Knobling said his older brother “kept up with a bunch of friends from the old neighborhood and their parents. He was just a really nice guy. He would do anything to help anybody out — a loan-you-the-shirt-off-his-back kind of guy.”
Robert Dowski, brother of Rebecca Dowski, said, “Well, after 30 years, it’s hard to be hopeful but, yeah, sure, you’d like them to be solved.”
“I’ve stayed in touch with the authorities through Bill Thomas,” Dowski said. “The FBI reached out to all the families (seven) years ago, giving us an update but recently has not said much.”
Dowski was 11 years older than Rebecca, who was the youngest of five siblings and a student at the College of William & Mary at the time she was killed.
He visited her when she was attending high school in Paris. “She was very much into sports. She was very athletic, very outgoing. Great kid,” he said.
“I left home when I was 18 to go to college and never went back and really hadn’t seen her a lot. She was supposed to come to my house in Atlanta that year for Thanksgiving and obviously never made it,” said Dowski, who now lives in Colorado.
Thomas is upbeat about law enforcement prospects.
“We’re feeling more optimistic about the case than we ever have before. The FBI is still sending samples in for testing. We’re excited about the new tests,” he said.
He conceded that the pace is sometimes frustrating. Violent crime investigations, for instance, are of less priority with the FBI than combating terrorism, Thomas said.
The bottom line, he said, is that the FBI needs more resources.
Cathleen Thomas graduated from the Naval Academy in 1981 in just the second class with women to graduate.
She had to hide her sexual orientation, Bill Thomas said. At the time, gays were not permitted in the Navy.
By 1986, she had left the service and was working as a stockbroker in Virginia Beach.

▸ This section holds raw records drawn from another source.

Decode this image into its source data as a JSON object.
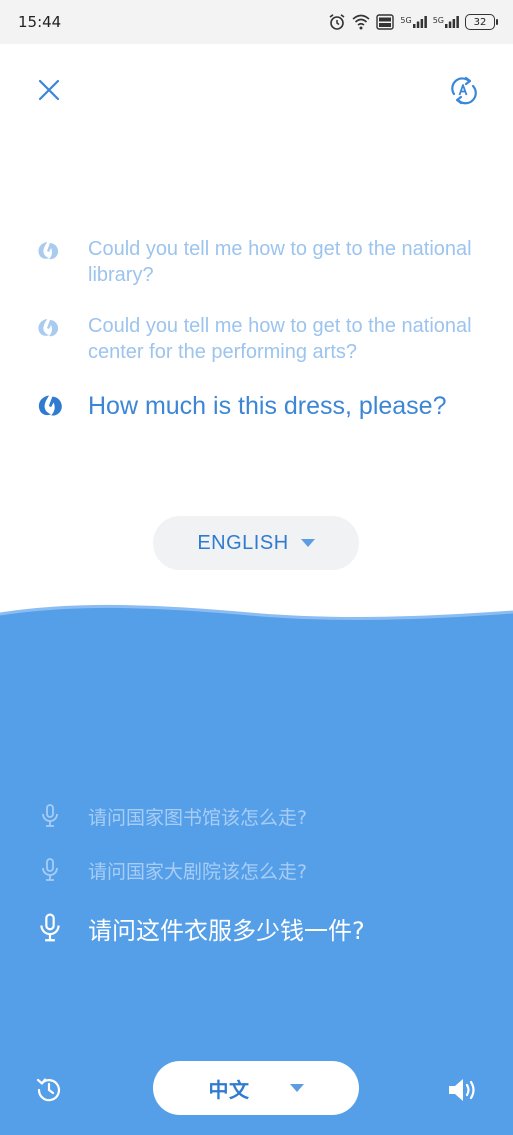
{
  "status": {
    "time": "15:44",
    "battery": "32",
    "network1": "5G",
    "network2": "5G"
  },
  "colors": {
    "accent": "#2f7bd0",
    "blue_panel": "#559fe9",
    "history_text_faded": "#9cc4ee",
    "pill_top_bg": "#f1f2f4"
  },
  "icons": {
    "close": "close-icon",
    "swap": "swap-language-icon",
    "speaker_source": "translate-logo-icon",
    "mic": "microphone-icon",
    "history": "history-icon",
    "speaker": "speaker-icon"
  },
  "english_history": [
    {
      "text": "Could you tell me how to get to the national library?"
    },
    {
      "text": "Could you tell me how to get to the national center for the performing arts?"
    }
  ],
  "english_current": "How much is this dress, please?",
  "top_language": "ENGLISH",
  "chinese_history": [
    {
      "text": "请问国家图书馆该怎么走?"
    },
    {
      "text": "请问国家大剧院该怎么走?"
    }
  ],
  "chinese_current": "请问这件衣服多少钱一件?",
  "bottom_language": "中文"
}
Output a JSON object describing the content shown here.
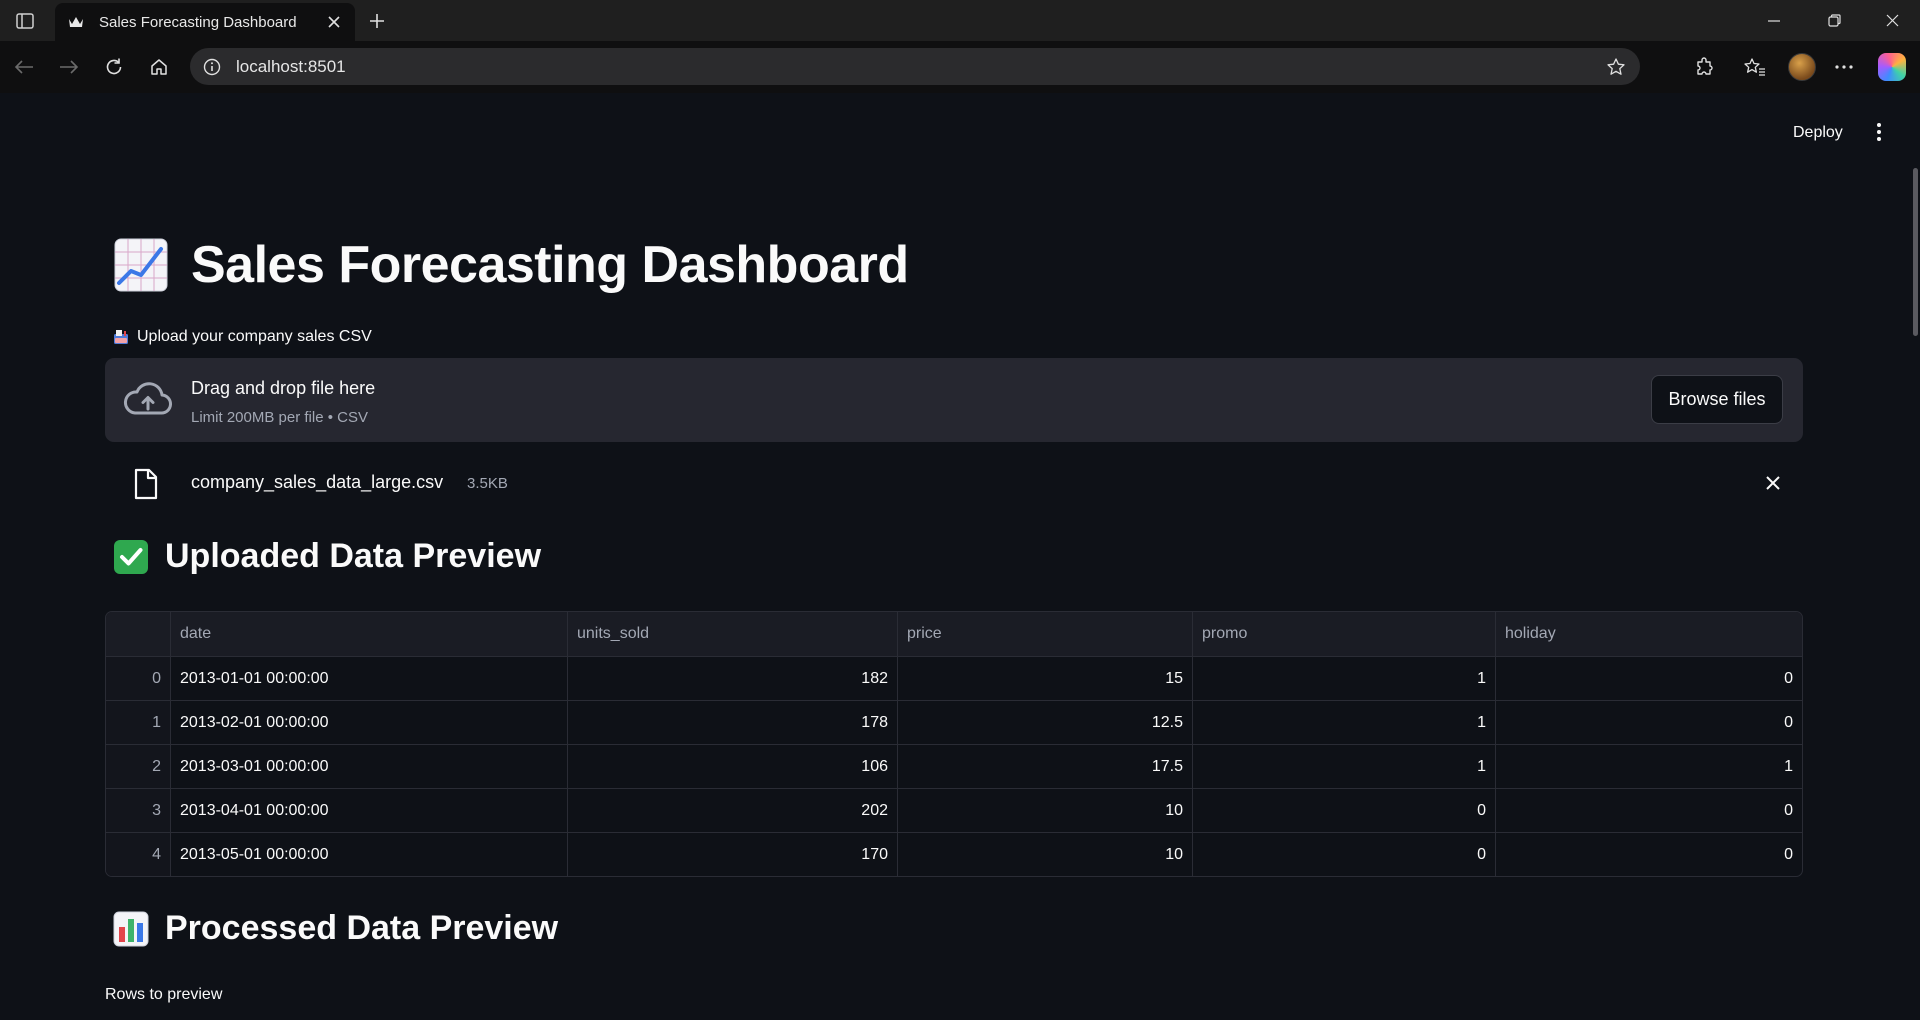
{
  "browser": {
    "tab_title": "Sales Forecasting Dashboard",
    "url": "localhost:8501"
  },
  "app": {
    "deploy_label": "Deploy",
    "title": "Sales Forecasting Dashboard",
    "title_icon": "chart-increasing-emoji",
    "uploader": {
      "label": "Upload your company sales CSV",
      "label_icon": "mailbox-emoji",
      "drop_title": "Drag and drop file here",
      "drop_subtitle": "Limit 200MB per file • CSV",
      "browse_label": "Browse files",
      "file_name": "company_sales_data_large.csv",
      "file_size": "3.5KB"
    },
    "uploaded_section": {
      "title": "Uploaded Data Preview",
      "icon": "check-mark-emoji",
      "columns": [
        "",
        "date",
        "units_sold",
        "price",
        "promo",
        "holiday"
      ],
      "rows": [
        [
          "0",
          "2013-01-01 00:00:00",
          "182",
          "15",
          "1",
          "0"
        ],
        [
          "1",
          "2013-02-01 00:00:00",
          "178",
          "12.5",
          "1",
          "0"
        ],
        [
          "2",
          "2013-03-01 00:00:00",
          "106",
          "17.5",
          "1",
          "1"
        ],
        [
          "3",
          "2013-04-01 00:00:00",
          "202",
          "10",
          "0",
          "0"
        ],
        [
          "4",
          "2013-05-01 00:00:00",
          "170",
          "10",
          "0",
          "0"
        ]
      ]
    },
    "processed_section": {
      "title": "Processed Data Preview",
      "icon": "bar-chart-emoji",
      "rows_label": "Rows to preview"
    }
  },
  "colors": {
    "background": "#0e1117",
    "secondary_background": "#262730",
    "text": "#fafafa",
    "muted_text": "#a3a8b4"
  }
}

She and Dowski last were seen on Thursday night, Oct. 9, 1986, when they went out to get something to eat. The car was not found until that Sunday, 2½ days later.
In August, standing near the spot where Cathleen’s car was found, Thomas said, “I’ve never been here at night. I’m told that it’s extremely dark, there are no streetlights. So I get the idea if you were a young person and wanted to be alone, this might be a great place to go.”
Authorities believe they were killed outside the car and then placed back inside.
Thomas was in the small hatchback area, and Dowski in the rear seat. There were indications the women had been tied up.
In addition to cut throats, the two also had been strangled, and diesel fuel or kerosene had been poured on their bodies, apparently in an attempt to set the car on fire.
Thomas said, “The not knowing is really troubling. We’d like to know what happened and why. I’m not saying I’m going to be satisfied with the explanation when the family gets it, but we’d still like to know what happened that night and the why.”
Asked if he would like to see justice meted out for the killer or killers, Thomas said, “I reserve the right to change my mind if we ever had someone to focus our attention on, but that doesn’t resonate with me now.
“People have asked me about closure, and I don’t think there is such a thing because you’ve still lost your loved one — whether they’ve died from natural causes or they’ve died in this terrible way,” he said.
“I think you kind of incorporate it into your life a little bit,” Thomas said. Nevertheless, “I believe in my heart of hearts this case can be solved.”